The QTF report focuses on patients with WAD Grade I through III injuries following a motor vehicle collision. Grade IV injuries, which include patients with neck complaints and fracture or dislocation, were not specifically addressed. The literature is peppered with case reports of patients with WAD and missed fractures on presentation [4]. The most common radiographically identified abnormalities are loss of cervical lordosis and spondylotic changes [4].

Nyunt reported a single case of a missed superior articular facet of the seventh cervical vertebrae. The patient had been involved in a motor vehicle accident 7 years prior to presenting with transient tetraparesis [20]. A case series of four patients with chip fractures of cervical superior articular facet and cervical radiculopathy reported excellent outcomes after posterior fixation [21].


Whiplash and WAD are a common and costly burden on the health care system. Associated disabilities and absence from work create a large impact on economic productivity. Diagnosis of these injuries can be difficult for the practitioner and frustrating for the patient. The most recent literature suggests that whiplash injury may occur as a result of hyperextension of the lower cervical vertebrae in relation to a relative flexion of the upper cervical vertebrae.

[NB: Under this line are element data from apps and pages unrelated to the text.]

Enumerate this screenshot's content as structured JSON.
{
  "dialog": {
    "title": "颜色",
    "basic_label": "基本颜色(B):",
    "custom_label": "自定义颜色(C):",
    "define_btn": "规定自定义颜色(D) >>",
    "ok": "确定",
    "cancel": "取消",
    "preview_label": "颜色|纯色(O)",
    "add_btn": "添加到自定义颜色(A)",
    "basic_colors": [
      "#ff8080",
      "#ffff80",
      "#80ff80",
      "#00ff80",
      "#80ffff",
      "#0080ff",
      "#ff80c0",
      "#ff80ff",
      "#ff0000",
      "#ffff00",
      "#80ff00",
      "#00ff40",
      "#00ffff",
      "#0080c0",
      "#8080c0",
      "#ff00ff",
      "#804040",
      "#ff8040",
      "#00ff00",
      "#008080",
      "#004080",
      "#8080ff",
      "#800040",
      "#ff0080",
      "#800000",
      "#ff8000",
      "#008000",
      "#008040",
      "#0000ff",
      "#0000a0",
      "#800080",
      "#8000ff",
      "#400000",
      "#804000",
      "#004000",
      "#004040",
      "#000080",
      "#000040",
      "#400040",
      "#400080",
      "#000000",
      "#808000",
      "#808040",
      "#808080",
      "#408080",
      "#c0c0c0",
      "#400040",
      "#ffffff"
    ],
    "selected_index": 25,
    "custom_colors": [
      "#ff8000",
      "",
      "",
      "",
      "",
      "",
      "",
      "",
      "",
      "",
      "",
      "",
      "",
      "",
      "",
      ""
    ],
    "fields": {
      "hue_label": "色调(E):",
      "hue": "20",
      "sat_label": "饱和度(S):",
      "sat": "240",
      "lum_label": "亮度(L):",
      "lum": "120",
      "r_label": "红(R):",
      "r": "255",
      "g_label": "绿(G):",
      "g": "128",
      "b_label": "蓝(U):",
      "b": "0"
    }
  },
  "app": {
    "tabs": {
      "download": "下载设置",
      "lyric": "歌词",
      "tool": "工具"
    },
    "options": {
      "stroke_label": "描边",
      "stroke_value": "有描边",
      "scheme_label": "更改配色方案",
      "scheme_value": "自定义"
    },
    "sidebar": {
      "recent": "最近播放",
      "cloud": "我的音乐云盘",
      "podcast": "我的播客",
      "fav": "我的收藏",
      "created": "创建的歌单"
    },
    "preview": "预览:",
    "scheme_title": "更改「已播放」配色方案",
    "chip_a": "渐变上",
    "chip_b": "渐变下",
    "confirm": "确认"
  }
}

Treatment can be delayed and confused by multiple social, economic, and psychologic factors. Recent literature suggests that early mobilization and return to activity may offer the best chance for recovery. Still, a highly variable rate of recovery is reported in the literature. The absence of clear diagnostic and treatment options for this common medical problem suggest that further research is duly warranted.